== Provided records

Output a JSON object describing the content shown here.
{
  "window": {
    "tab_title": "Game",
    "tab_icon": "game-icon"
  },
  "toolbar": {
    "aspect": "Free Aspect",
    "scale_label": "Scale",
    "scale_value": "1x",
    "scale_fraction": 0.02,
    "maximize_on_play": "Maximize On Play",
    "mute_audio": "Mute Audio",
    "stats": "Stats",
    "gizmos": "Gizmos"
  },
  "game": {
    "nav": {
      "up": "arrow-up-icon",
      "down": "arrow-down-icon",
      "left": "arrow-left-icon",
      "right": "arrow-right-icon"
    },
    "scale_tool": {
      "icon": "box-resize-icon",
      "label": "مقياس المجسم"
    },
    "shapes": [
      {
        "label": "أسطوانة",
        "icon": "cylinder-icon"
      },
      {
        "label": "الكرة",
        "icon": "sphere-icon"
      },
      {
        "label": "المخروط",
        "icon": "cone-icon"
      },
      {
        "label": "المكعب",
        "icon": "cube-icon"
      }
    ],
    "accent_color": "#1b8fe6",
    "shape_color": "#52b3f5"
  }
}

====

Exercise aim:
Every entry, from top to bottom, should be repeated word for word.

Task output:
Output a JSON object describing the content shown here.
{
  "window": {
    "tab_title": "Game",
    "tab_icon": "game-icon"
  },
  "toolbar": {
    "aspect": "Free Aspect",
    "scale_label": "Scale",
    "scale_value": "1x",
    "scale_fraction": 0.02,
    "maximize_on_play": "Maximize On Play",
    "mute_audio": "Mute Audio",
    "stats": "Stats",
    "gizmos": "Gizmos"
  },
  "game": {
    "nav": {
      "up": "arrow-up-icon",
      "down": "arrow-down-icon",
      "left": "arrow-left-icon",
      "right": "arrow-right-icon"
    },
    "scale_tool": {
      "icon": "box-resize-icon",
      "label": "مقياس المجسم"
    },
    "shapes": [
      {
        "label": "أسطوانة",
        "icon": "cylinder-icon"
      },
      {
        "label": "الكرة",
        "icon": "sphere-icon"
      },
      {
        "label": "المخروط",
        "icon": "cone-icon"
      },
      {
        "label": "المكعب",
        "icon": "cube-icon"
      }
    ],
    "accent_color": "#1b8fe6",
    "shape_color": "#52b3f5"
  }
}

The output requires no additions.